INPUT FOR THIS TASK ::
☆ ☆ ☆ ☆ ☆ ☆ ☆

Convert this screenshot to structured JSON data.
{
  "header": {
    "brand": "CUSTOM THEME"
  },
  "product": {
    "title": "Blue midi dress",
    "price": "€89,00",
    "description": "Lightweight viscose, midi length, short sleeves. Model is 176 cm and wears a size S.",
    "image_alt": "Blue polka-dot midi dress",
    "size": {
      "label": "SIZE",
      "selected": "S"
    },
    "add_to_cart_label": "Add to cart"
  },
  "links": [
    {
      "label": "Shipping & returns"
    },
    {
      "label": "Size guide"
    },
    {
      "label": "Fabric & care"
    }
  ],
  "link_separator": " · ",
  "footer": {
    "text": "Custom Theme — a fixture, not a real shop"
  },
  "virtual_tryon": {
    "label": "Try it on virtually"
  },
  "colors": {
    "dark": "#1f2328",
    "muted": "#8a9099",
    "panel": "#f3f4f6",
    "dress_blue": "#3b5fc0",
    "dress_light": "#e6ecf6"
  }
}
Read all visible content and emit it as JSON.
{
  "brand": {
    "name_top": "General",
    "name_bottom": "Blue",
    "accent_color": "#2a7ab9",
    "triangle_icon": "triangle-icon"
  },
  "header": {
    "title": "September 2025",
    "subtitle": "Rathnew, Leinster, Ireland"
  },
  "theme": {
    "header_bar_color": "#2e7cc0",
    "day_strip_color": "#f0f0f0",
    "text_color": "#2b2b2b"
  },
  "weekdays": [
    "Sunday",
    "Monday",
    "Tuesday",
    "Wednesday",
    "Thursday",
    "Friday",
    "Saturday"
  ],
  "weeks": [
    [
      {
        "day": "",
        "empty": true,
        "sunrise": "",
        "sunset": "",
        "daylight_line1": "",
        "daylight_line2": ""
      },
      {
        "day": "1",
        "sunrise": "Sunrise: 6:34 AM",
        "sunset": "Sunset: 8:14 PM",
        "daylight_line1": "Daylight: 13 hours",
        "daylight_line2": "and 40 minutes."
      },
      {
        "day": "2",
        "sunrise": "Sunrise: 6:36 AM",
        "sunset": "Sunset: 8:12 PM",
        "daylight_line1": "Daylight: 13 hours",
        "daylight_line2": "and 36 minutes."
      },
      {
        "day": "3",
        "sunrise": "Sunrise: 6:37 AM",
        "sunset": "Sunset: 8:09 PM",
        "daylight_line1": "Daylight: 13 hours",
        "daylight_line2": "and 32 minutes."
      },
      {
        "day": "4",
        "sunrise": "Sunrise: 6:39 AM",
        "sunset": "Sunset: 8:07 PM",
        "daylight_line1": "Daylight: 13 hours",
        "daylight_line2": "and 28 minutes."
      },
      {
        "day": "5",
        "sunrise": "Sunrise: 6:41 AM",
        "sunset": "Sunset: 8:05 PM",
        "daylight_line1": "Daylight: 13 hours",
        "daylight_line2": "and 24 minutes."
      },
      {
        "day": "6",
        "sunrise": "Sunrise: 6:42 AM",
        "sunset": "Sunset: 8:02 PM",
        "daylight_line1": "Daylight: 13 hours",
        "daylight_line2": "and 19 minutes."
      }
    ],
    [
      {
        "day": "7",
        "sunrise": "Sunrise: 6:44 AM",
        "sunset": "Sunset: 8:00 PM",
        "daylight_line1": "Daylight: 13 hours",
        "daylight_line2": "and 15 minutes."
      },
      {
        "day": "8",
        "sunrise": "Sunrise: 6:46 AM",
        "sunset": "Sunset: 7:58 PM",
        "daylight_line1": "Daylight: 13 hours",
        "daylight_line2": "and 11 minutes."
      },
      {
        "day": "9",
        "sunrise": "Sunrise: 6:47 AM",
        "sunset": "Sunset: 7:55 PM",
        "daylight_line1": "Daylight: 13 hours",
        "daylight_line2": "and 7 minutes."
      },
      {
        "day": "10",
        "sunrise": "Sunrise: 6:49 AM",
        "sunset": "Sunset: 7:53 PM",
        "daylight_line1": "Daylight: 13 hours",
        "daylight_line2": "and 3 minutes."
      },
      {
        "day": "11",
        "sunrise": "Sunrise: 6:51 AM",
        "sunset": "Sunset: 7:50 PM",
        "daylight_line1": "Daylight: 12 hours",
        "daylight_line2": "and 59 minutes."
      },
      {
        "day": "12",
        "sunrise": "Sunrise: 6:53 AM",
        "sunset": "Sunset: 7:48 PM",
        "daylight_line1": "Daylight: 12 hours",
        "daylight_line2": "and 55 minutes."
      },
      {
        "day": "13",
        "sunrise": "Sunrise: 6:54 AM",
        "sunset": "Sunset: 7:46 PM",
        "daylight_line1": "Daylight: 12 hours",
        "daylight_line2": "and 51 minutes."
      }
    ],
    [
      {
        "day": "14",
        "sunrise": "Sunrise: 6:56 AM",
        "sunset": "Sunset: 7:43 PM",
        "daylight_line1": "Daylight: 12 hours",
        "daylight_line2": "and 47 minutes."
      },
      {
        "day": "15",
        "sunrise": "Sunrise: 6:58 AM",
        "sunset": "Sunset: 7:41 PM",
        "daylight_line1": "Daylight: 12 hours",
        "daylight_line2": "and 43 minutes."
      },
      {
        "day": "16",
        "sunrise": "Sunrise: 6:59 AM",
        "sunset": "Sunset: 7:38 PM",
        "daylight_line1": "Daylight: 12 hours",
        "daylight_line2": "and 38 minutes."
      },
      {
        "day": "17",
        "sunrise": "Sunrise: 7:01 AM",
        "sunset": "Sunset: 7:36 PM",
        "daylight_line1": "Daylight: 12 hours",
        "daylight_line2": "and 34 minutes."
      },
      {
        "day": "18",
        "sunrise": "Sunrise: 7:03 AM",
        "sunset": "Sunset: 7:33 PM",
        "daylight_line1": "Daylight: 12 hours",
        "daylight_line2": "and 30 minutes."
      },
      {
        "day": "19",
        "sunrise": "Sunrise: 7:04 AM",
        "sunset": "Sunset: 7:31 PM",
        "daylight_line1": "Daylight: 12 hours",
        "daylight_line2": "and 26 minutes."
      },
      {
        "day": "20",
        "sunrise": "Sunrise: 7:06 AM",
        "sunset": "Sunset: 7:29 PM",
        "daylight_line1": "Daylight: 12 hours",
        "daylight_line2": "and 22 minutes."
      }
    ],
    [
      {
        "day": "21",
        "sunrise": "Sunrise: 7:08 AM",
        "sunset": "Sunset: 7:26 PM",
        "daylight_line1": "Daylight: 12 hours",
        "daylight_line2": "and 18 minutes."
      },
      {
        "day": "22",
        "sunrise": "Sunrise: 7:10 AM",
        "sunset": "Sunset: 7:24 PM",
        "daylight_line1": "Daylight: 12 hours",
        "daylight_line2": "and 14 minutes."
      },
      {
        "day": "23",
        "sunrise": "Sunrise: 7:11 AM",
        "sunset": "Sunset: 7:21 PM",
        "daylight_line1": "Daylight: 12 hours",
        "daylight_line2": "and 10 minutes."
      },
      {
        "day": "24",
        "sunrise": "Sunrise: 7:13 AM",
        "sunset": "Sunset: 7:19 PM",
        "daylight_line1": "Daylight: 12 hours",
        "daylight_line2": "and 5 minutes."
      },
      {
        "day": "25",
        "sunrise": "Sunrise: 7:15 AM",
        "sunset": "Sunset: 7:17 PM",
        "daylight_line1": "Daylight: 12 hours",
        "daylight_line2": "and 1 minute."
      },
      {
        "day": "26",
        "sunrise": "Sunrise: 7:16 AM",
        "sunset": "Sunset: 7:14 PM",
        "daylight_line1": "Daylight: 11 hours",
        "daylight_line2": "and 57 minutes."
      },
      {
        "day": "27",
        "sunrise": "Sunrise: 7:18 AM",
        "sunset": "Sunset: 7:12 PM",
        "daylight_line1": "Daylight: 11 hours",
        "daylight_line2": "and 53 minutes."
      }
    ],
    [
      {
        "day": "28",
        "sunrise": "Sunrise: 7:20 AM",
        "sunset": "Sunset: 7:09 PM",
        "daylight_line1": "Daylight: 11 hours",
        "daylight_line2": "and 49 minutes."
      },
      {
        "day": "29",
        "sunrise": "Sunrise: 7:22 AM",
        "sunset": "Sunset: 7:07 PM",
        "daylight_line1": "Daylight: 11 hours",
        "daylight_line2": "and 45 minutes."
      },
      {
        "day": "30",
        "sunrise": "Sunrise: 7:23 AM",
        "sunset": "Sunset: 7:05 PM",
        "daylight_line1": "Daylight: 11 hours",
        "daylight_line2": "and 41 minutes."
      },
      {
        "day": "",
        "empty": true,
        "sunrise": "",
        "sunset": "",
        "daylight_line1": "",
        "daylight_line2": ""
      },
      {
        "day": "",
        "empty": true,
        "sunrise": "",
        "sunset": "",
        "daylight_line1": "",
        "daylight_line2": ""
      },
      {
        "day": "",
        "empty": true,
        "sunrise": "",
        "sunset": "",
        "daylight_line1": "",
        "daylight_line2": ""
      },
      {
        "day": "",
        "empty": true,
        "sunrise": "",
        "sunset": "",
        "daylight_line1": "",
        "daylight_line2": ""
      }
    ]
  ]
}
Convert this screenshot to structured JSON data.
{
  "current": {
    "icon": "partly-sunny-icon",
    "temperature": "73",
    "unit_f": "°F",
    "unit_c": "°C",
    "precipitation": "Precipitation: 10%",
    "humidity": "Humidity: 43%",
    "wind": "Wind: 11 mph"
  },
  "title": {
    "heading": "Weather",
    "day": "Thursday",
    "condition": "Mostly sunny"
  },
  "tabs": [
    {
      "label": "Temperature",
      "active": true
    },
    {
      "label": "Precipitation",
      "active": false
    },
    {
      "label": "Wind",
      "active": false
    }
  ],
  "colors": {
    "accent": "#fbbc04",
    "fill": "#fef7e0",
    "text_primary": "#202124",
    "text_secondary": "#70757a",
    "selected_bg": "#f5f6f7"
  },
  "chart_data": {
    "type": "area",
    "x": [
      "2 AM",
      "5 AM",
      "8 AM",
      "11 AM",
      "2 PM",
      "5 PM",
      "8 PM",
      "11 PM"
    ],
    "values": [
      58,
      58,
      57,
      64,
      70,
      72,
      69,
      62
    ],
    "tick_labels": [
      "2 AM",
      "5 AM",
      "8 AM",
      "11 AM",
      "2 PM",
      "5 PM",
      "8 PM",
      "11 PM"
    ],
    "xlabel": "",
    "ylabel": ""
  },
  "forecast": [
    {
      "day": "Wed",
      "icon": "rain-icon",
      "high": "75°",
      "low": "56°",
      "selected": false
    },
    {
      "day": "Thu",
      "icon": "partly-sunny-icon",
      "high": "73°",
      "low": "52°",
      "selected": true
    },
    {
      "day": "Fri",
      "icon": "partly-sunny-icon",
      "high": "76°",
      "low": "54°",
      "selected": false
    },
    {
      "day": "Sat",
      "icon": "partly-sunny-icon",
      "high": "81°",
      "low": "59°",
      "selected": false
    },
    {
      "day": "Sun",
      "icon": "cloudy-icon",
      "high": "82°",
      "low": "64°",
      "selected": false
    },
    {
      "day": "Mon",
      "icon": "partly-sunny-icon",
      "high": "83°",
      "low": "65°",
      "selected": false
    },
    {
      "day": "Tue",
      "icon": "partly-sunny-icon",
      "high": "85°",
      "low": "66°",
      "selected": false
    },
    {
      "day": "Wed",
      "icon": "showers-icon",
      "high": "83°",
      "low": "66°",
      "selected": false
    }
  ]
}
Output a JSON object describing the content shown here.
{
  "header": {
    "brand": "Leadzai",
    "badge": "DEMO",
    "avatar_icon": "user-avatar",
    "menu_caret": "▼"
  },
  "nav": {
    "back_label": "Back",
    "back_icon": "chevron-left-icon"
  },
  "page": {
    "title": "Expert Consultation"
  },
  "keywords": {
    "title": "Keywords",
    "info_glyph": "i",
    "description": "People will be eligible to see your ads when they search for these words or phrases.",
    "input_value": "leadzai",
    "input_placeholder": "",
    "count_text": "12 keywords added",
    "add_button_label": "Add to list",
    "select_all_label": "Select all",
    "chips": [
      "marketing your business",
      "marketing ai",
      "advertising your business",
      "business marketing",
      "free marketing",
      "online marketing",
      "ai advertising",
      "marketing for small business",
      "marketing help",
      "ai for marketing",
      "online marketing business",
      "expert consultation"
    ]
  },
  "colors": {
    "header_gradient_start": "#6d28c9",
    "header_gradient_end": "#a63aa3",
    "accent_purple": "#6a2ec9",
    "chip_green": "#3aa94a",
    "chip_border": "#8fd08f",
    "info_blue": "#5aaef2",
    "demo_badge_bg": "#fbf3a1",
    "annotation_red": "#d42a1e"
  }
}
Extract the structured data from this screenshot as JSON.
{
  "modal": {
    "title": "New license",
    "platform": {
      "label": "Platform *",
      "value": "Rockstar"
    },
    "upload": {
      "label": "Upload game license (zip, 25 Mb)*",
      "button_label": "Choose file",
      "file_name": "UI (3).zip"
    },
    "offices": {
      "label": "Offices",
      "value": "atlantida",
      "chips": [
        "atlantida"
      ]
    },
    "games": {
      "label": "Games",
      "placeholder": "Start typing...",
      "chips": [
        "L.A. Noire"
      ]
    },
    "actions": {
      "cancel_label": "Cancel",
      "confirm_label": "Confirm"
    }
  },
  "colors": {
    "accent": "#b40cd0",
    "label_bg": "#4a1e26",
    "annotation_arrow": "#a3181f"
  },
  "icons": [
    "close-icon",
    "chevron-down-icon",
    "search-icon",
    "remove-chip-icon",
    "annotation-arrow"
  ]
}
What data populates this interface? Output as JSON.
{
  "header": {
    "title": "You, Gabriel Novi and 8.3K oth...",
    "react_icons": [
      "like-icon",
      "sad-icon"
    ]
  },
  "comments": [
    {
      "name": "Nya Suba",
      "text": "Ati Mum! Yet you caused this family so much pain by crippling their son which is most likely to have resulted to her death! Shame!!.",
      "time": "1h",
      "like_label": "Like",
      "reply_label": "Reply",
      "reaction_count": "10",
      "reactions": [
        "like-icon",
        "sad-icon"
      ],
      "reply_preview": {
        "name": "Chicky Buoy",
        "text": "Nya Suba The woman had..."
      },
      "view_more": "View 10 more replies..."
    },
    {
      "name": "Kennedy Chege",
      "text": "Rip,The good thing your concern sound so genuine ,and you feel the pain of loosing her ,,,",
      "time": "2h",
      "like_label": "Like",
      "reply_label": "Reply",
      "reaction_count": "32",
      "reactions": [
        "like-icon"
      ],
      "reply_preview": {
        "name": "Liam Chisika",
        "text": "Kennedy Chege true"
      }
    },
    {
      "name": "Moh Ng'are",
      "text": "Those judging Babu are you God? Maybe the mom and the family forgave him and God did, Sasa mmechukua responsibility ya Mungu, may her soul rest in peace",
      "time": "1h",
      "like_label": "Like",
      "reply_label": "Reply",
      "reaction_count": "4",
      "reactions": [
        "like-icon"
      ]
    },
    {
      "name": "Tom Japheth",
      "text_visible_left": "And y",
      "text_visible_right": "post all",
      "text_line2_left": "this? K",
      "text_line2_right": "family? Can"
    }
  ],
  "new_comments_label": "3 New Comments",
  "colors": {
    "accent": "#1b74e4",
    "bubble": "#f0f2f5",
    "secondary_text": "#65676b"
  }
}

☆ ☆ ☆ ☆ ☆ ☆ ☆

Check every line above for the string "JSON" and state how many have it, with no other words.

6